For this exercise, copy each line of the records that contains the word "time".
[RECORD SET — start]
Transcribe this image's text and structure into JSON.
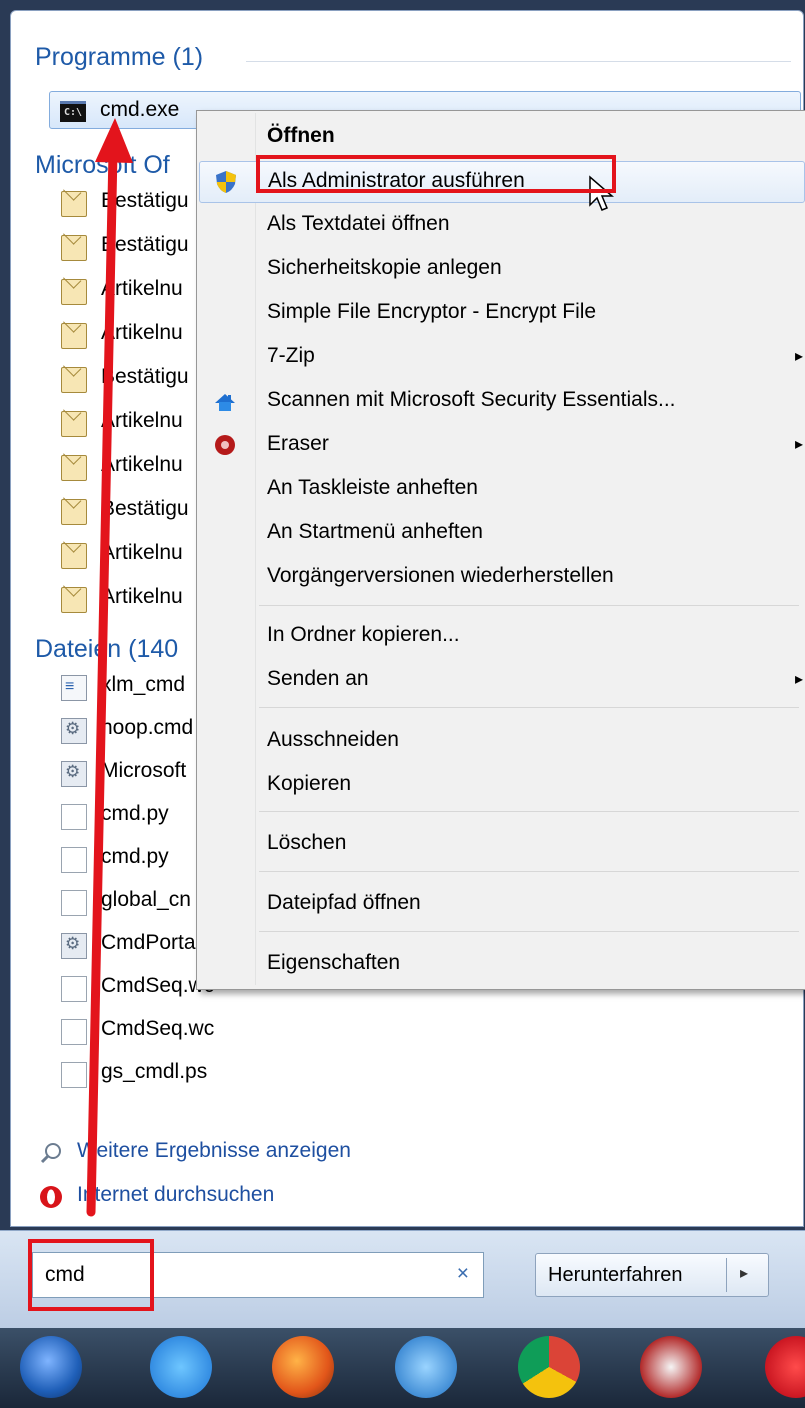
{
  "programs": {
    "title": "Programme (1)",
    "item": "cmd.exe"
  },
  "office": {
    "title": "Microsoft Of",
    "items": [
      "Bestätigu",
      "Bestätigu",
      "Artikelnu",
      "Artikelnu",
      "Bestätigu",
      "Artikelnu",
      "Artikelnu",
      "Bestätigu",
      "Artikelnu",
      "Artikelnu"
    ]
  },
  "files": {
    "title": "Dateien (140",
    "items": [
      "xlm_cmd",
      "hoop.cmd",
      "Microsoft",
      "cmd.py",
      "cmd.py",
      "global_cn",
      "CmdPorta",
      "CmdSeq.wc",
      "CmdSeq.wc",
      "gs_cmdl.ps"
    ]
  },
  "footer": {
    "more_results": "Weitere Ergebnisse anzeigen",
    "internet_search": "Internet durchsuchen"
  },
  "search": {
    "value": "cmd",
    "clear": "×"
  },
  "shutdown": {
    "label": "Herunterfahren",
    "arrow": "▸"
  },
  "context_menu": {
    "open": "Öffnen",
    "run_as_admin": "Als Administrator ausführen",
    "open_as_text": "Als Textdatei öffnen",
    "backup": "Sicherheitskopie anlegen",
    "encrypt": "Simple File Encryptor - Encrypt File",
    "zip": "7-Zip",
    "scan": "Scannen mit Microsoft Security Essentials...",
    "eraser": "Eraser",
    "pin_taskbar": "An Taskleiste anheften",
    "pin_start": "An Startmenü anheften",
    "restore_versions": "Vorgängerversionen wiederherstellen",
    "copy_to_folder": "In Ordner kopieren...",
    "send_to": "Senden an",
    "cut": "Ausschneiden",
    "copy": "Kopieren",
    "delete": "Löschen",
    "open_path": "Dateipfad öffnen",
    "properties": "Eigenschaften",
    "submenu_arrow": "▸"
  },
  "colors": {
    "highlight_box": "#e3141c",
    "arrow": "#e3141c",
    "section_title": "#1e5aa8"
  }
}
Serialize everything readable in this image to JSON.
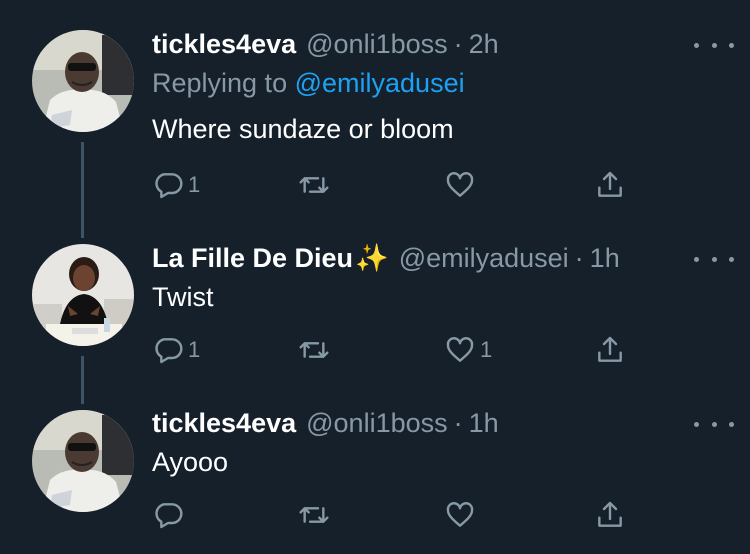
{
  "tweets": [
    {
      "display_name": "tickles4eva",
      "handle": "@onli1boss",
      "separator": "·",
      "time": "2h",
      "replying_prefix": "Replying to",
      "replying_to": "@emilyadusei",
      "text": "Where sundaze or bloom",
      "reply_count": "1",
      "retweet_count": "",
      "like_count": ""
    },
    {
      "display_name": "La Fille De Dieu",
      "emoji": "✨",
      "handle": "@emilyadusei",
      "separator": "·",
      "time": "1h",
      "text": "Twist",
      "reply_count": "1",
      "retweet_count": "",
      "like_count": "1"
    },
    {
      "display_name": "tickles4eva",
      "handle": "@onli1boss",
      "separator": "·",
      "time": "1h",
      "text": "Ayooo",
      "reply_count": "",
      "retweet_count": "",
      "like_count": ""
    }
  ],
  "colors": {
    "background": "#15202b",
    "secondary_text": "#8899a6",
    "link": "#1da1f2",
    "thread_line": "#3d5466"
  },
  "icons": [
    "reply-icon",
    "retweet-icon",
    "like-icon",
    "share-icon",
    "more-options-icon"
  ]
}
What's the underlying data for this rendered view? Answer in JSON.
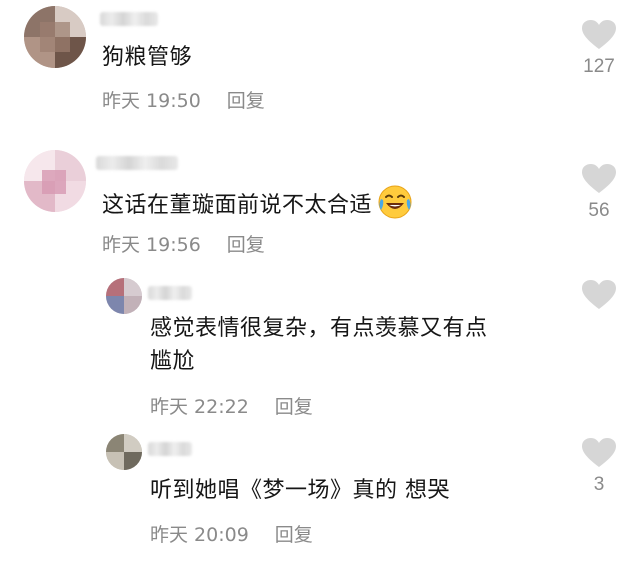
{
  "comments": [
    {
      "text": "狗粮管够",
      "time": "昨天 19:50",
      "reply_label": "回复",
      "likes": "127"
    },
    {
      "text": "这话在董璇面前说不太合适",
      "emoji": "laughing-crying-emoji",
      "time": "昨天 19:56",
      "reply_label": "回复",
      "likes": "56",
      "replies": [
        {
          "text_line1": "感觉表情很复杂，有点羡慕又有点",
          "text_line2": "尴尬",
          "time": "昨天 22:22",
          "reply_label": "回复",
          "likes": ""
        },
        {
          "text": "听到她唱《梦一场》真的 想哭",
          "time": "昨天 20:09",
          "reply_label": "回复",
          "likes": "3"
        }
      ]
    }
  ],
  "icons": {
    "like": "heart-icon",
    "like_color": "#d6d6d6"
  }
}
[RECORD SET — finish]
_PROBLEM SOLUTION_
      "time": "2h",
      "time": "1h",
      "time": "1h",
      "time": "昨天 19:50",
      "time": "昨天 19:56",
          "time": "昨天 22:22",
          "time": "昨天 20:09",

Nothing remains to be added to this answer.